No problemo. Hasta la vista... baby. 

Switch templates to a 1-2. 




Damn right it was a good day.

Bank summary time- 

BANKS
(Where ships are adjacent and Turning Left)

2-3 Safe
3-2 Safe
3-1 Safe
1-3 Safe
2-1 Safe
1-2 Safe

I'll admit it- maybe it's the kids waking up in the middle of the night the past couple weeks and depriving me of sleep, maybe it's the fact that I kind of just decided to mitigate the whole formation thing all together in my own game by spreading my ships out and forget about playing adjacent or even close to it, but I thought a couple of the Banks would surely result in collisions. Color me surprised. 

And no. No, no, no. No way in hell am I gonna make a Color Me Badd joke and/ or link there. I never liked those guys. They always sounded flat as pancakes to me. Esepcially the one with the curly hair and the fivehead. I tripped out when I saw a picture of English Welsh National Treasure and Manchester United poster boy Ryan Giggs back in the day because they looked alike and it was around the same time (1991-ish). 

Giggs?


 Giggs.

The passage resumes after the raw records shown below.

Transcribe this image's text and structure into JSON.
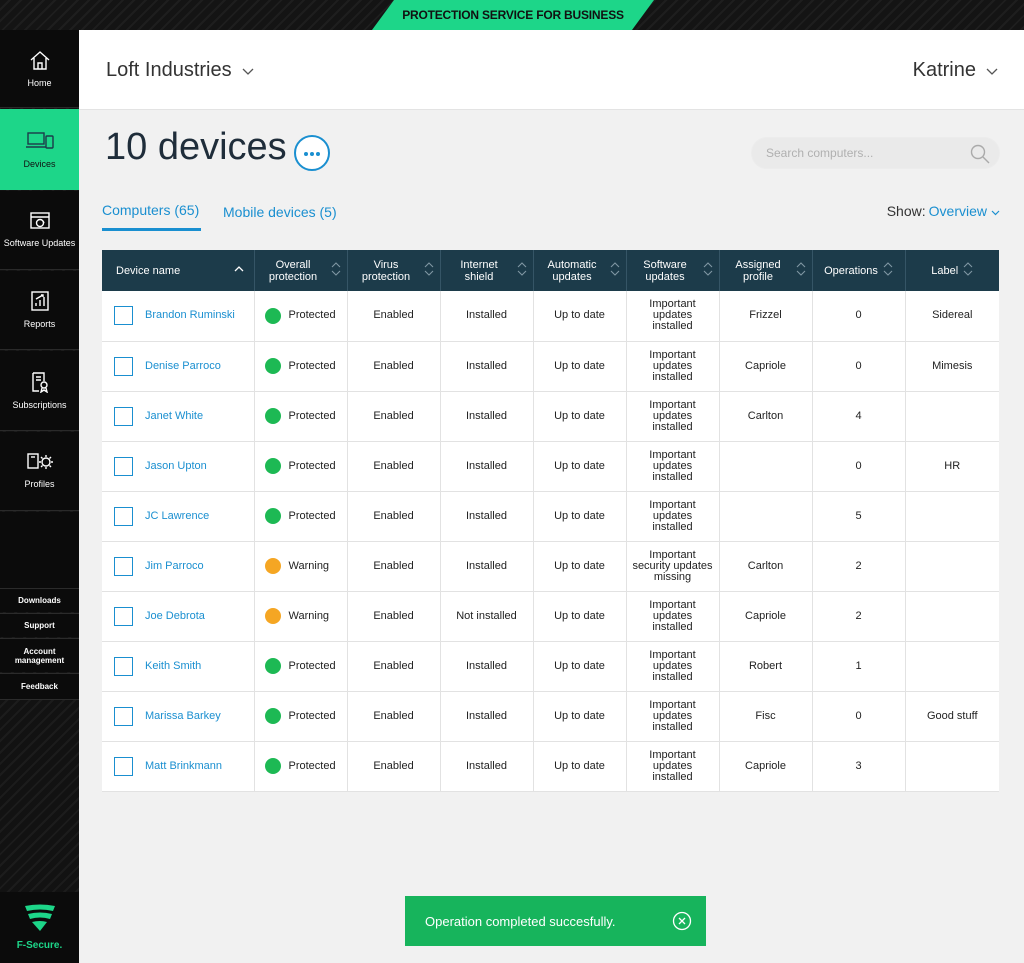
{
  "banner": {
    "title": "PROTECTION SERVICE FOR BUSINESS"
  },
  "sidebar": {
    "items": [
      {
        "label": "Home",
        "icon": "home-icon"
      },
      {
        "label": "Devices",
        "icon": "devices-icon",
        "active": true
      },
      {
        "label": "Software Updates",
        "icon": "software-updates-icon"
      },
      {
        "label": "Reports",
        "icon": "reports-icon"
      },
      {
        "label": "Subscriptions",
        "icon": "subscriptions-icon"
      },
      {
        "label": "Profiles",
        "icon": "profiles-icon"
      }
    ],
    "links": [
      "Downloads",
      "Support",
      "Account management",
      "Feedback"
    ],
    "logo_text": "F-Secure."
  },
  "header": {
    "organization": "Loft Industries",
    "user": "Katrine"
  },
  "page": {
    "title": "10 devices",
    "search_placeholder": "Search computers..."
  },
  "tabs": [
    {
      "label": "Computers (65)",
      "active": true
    },
    {
      "label": "Mobile devices (5)",
      "active": false
    }
  ],
  "show": {
    "label": "Show:",
    "value": "Overview"
  },
  "table": {
    "columns": [
      "Device name",
      "Overall protection",
      "Virus protection",
      "Internet shield",
      "Automatic updates",
      "Software updates",
      "Assigned profile",
      "Operations",
      "Label"
    ],
    "rows": [
      {
        "name": "Brandon Ruminski",
        "status": "Protected",
        "virus": "Enabled",
        "shield": "Installed",
        "auto": "Up to date",
        "software": "Important updates installed",
        "profile": "Frizzel",
        "ops": "0",
        "label": "Sidereal"
      },
      {
        "name": "Denise Parroco",
        "status": "Protected",
        "virus": "Enabled",
        "shield": "Installed",
        "auto": "Up to date",
        "software": "Important updates installed",
        "profile": "Capriole",
        "ops": "0",
        "label": "Mimesis"
      },
      {
        "name": "Janet White",
        "status": "Protected",
        "virus": "Enabled",
        "shield": "Installed",
        "auto": "Up to date",
        "software": "Important updates installed",
        "profile": "Carlton",
        "ops": "4",
        "label": ""
      },
      {
        "name": "Jason Upton",
        "status": "Protected",
        "virus": "Enabled",
        "shield": "Installed",
        "auto": "Up to date",
        "software": "Important updates installed",
        "profile": "",
        "ops": "0",
        "label": "HR"
      },
      {
        "name": "JC Lawrence",
        "status": "Protected",
        "virus": "Enabled",
        "shield": "Installed",
        "auto": "Up to date",
        "software": "Important updates installed",
        "profile": "",
        "ops": "5",
        "label": ""
      },
      {
        "name": "Jim Parroco",
        "status": "Warning",
        "virus": "Enabled",
        "shield": "Installed",
        "auto": "Up to date",
        "software": "Important security updates missing",
        "profile": "Carlton",
        "ops": "2",
        "label": ""
      },
      {
        "name": "Joe Debrota",
        "status": "Warning",
        "virus": "Enabled",
        "shield": "Not installed",
        "auto": "Up to date",
        "software": "Important updates installed",
        "profile": "Capriole",
        "ops": "2",
        "label": ""
      },
      {
        "name": "Keith Smith",
        "status": "Protected",
        "virus": "Enabled",
        "shield": "Installed",
        "auto": "Up to date",
        "software": "Important updates installed",
        "profile": "Robert",
        "ops": "1",
        "label": ""
      },
      {
        "name": "Marissa Barkey",
        "status": "Protected",
        "virus": "Enabled",
        "shield": "Installed",
        "auto": "Up to date",
        "software": "Important updates installed",
        "profile": "Fisc",
        "ops": "0",
        "label": "Good stuff"
      },
      {
        "name": "Matt Brinkmann",
        "status": "Protected",
        "virus": "Enabled",
        "shield": "Installed",
        "auto": "Up to date",
        "software": "Important updates installed",
        "profile": "Capriole",
        "ops": "3",
        "label": ""
      }
    ]
  },
  "status_colors": {
    "Protected": "#1db954",
    "Warning": "#f5a623"
  },
  "colors": {
    "accent": "#1dd689",
    "link": "#1a8fd0",
    "table_header": "#1c3b4a",
    "toast": "#17b45c"
  },
  "toast": {
    "message": "Operation completed succesfully."
  }
}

Anyway, to summarize all three parts of this Maneuvering as a Formation business in a concise way, consult the following numbered list- 

1. You can make any Bank or Turn with two ships adjacent to you at the same number so long as you don't mind overlapping, colliding, and losing an Action. In other words, don't do that. It's bad and people will make fun of you. 

2. You do not talk about Fight Club.

3. Banks with adjacent ships, so long as they're not performed at the same number, are all good, all day

4. Turning adjacent ships is acceptable so long as you don't Turn at the same number or sequential numbers where the lower number is the outside ship and the higher number is the inside ship. 

5. Honor Thy Father and Thy Mother. 

In all seriousness, I'd been meaning to research this ever since the Kessel Run Tournament when I kept crashing my ships into my other ships but I watched Swarm after Swarm just casually maneuver three adjacent ships around the entire game. I was like George Costanza and they were like Jason Hanky: they were scattin' and beboppin' and I was losin' it.

I thought to myself, "Y'know, when I get home, I'm going to break out the templates and see if you really can make those moves, because I swear I'm making the same moves, but I'm crashing into myself left and right." 

Of course, then I forgot about it for what, two months? Ah well. Better late than never.